Harnessing Resilience – Creating Balance

A recent study aimed at improving health in the workplace found that resilience training lowered levels of depression, reduced sickness-related absence, and increased self-esteem. Employees attended 12 weekly resilience-building sessions, which incorporated a holistic mix of interpersonal therapy, cognitive behavioural therapy and counselling. Encouragingly, this study suggests that resilience is a skill that can be taught in as little as three months!

Rather than prescribing individuals with isolated treatments to reduce workplace absences, this study suggests employers should encourage workers to build strong psychological foundations through resilience training. Resilience appears to improve workers’ overall wellbeing, nurture their ability to self-regulate and improve numerous outcomes for both the business and the individual. Interestingly, this study also found that resilience training improved employees’ perceptions of their overall work-life-balance, suggesting that resilience training helps foster the state of ‘balance’ highly valued in contemporary wellness discourse.

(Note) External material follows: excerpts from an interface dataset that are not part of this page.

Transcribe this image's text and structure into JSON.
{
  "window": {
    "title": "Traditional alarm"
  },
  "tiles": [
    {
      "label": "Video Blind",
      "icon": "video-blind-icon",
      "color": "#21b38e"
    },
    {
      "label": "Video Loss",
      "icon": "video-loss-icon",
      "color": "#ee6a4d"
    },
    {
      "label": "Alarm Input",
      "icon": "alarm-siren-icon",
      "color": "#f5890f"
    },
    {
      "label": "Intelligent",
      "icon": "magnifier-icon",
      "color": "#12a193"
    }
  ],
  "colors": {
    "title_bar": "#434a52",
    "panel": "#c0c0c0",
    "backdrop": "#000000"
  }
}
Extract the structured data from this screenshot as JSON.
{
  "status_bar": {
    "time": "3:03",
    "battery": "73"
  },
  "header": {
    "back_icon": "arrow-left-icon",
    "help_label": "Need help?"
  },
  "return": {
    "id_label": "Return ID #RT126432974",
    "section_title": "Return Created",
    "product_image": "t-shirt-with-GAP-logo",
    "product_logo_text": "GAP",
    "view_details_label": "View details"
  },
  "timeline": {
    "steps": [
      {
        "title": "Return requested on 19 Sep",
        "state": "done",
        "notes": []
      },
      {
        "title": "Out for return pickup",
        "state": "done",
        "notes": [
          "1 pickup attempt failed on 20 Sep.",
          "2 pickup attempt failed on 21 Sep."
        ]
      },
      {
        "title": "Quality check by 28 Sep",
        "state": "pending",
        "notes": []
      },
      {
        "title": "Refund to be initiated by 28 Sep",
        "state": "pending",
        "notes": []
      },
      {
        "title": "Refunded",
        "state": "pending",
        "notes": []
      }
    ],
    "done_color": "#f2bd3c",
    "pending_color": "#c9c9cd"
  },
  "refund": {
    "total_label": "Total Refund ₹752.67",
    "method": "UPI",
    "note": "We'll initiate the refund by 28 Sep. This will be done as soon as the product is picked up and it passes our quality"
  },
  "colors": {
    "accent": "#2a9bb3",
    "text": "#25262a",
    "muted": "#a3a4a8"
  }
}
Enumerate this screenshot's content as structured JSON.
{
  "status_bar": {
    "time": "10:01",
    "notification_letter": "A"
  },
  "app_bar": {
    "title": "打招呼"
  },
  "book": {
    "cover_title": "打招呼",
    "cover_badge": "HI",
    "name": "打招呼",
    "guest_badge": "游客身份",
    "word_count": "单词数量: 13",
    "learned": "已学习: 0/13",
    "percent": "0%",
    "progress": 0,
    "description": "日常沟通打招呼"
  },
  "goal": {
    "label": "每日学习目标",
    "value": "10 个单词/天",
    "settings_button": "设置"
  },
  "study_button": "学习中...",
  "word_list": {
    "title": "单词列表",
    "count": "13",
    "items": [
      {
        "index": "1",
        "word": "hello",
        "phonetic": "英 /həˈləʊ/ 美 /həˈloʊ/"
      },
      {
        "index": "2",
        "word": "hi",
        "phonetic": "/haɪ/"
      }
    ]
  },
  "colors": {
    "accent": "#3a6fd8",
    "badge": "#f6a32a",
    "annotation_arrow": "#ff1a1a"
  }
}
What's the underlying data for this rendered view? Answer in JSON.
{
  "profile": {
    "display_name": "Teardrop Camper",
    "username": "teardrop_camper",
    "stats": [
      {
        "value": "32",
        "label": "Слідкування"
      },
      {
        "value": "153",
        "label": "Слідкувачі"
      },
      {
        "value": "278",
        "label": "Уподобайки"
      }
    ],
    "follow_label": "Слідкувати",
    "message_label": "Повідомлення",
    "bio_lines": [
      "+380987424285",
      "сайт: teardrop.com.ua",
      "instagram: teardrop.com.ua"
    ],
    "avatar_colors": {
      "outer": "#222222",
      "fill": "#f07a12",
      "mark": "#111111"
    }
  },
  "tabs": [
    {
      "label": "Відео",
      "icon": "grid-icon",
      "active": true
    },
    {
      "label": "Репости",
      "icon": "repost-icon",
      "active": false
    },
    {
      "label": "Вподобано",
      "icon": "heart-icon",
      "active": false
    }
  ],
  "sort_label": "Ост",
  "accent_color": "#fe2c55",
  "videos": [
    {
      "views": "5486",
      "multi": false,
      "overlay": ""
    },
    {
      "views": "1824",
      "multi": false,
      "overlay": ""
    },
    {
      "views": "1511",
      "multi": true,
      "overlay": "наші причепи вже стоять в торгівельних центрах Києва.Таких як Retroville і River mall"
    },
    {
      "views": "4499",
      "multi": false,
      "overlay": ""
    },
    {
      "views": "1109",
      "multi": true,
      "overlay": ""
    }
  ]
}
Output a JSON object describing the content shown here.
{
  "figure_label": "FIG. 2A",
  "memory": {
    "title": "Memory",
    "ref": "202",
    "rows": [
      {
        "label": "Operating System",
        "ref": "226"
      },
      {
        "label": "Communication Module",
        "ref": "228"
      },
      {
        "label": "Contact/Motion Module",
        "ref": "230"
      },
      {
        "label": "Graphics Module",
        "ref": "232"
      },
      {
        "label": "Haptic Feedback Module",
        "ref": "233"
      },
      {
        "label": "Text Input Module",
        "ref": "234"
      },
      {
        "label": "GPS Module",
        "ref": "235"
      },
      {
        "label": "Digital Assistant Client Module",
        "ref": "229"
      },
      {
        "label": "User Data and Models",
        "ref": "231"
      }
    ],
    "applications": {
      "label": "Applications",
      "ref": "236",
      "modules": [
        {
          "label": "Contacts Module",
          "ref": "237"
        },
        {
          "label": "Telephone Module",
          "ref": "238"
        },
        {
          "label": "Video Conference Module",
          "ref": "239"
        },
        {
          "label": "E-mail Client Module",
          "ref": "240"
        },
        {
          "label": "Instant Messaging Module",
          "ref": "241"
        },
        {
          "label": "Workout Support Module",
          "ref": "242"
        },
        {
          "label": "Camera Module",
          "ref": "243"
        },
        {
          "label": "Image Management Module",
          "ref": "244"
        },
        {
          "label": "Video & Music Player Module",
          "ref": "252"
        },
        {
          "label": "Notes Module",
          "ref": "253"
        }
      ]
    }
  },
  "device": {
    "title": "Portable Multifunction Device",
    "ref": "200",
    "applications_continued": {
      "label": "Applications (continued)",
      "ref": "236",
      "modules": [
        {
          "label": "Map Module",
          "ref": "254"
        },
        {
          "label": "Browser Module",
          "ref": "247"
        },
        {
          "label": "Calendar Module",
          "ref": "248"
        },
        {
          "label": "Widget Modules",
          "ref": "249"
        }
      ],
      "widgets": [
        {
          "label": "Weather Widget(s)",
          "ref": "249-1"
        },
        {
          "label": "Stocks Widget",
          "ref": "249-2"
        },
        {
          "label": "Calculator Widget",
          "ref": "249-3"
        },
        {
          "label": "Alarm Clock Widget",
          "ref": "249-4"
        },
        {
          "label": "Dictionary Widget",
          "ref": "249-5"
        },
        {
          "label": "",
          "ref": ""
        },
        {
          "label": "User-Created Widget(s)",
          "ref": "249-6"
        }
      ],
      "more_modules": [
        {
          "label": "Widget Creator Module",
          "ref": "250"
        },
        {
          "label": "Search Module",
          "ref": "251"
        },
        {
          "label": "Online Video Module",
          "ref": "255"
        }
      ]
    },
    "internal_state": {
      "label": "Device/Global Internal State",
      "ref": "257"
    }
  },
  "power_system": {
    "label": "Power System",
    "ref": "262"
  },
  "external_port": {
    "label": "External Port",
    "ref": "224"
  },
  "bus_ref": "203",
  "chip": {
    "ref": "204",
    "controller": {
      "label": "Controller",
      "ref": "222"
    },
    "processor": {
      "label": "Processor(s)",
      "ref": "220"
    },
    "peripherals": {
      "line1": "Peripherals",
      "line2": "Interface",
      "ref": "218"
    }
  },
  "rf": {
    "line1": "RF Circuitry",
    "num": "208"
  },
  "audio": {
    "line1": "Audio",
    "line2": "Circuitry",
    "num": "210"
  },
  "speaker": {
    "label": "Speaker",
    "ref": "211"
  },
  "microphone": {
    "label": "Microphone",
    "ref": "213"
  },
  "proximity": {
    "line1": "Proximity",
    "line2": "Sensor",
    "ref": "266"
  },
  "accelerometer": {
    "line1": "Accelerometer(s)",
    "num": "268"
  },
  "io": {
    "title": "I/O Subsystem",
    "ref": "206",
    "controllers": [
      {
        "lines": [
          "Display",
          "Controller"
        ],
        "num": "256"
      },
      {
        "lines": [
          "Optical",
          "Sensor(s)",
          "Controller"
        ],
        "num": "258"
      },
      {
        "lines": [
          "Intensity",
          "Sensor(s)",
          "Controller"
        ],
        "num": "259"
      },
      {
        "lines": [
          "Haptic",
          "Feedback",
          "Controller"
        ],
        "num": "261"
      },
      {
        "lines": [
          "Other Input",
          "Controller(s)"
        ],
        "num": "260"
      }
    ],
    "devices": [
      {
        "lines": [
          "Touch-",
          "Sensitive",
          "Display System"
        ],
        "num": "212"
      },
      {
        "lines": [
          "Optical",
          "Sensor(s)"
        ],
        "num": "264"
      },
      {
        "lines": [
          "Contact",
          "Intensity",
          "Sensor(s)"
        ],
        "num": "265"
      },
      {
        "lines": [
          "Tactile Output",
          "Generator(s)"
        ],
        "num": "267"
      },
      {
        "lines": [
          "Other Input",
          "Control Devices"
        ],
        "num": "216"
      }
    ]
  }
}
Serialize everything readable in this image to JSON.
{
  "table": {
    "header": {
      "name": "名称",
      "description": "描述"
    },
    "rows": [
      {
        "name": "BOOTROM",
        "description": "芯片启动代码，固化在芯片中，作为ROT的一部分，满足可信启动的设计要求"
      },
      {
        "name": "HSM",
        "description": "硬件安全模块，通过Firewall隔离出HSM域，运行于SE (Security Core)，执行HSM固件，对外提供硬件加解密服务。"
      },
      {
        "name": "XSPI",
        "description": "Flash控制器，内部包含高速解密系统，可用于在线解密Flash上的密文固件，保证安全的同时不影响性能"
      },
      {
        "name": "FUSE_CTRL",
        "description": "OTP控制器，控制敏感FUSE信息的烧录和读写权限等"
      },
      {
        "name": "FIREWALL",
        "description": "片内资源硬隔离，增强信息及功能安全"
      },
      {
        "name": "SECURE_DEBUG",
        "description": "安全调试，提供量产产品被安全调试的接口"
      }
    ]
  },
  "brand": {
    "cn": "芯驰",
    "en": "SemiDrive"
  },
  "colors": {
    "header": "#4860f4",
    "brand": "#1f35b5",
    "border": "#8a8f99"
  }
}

A similar study found employees were more likely to achieve a multitude of positive goals if they harnessed strong foundational resilience. For example, resilience could protect against poor sleep, sickness-related absence, stress, low productivity and low job satisfaction. Importantly, researchers found resilience most useful for protecting against sickness-related absences during periods of high-strain (compared to low-strain). If wellbeing is imagined as a state of balance, it’s unsurprising that individuals in higher-strain environments would require comparatively more resilience skills to enable them to return to a state of equilibrium. For example, if one side of a see-saw is weighed down with adversity, the weight of this adversity will dictate how much resilience is needed on the other side of the see-saw to maintain equilibrium. Indeed, resilience training is likely to be invaluable for sectors where employees are prone to burnout – such as nursing, management and policing.

Crucially, it’s not only workers who might benefit from resilience training. One study showed that resilient mothers were better able to juggle the competing demands of motherhood such as caring for others, timekeeping, sustaining employment and self-care. This suggests resilient mothers are better equipped at fostering the healthy, balanced lifestyle central to contemporary definitions of wellbeing. Moreover, this study found that resilient mothers were more able to promote positive health outcomes for the whole family – not just for themselves.  Harnessing resilience is not a selfish goal then! Indeed, scientists have predicted that, if whole communities were taught resilience skills, they’d be better able to work together to help each other bounce-back from natural or political disasters.

The Cornerstone of Healthcare

Resilience may well be an overused term, but it’s easy to see how this concept has gained such a following. The concept of resilience holds promise for those seeking balance and stability in a very ‘wellbeing-conscious’ era. In the same way that yoga, meditation and rest can rebalance the body after stressful events, resilience can enhance an individual’s ability to return to a state of equilibrium after an adverse experience.

Resilience is a foundational psychological tool which empowers the individual to feel capable of handling uncertainty. Resilience training is not a ‘treatment’ for a disease but rather an investment in an individual’s overall health and wellbeing. Wade and Halligan predict that, in the near future, we’ll stop using the biomedical model of illness to inform our healthcare systems.  Indeed, if we continue to incorporate more holistic definitions of wellness into our vocabulary, it is likely that resilience-awareness will become the cornerstone of future healthcare systems.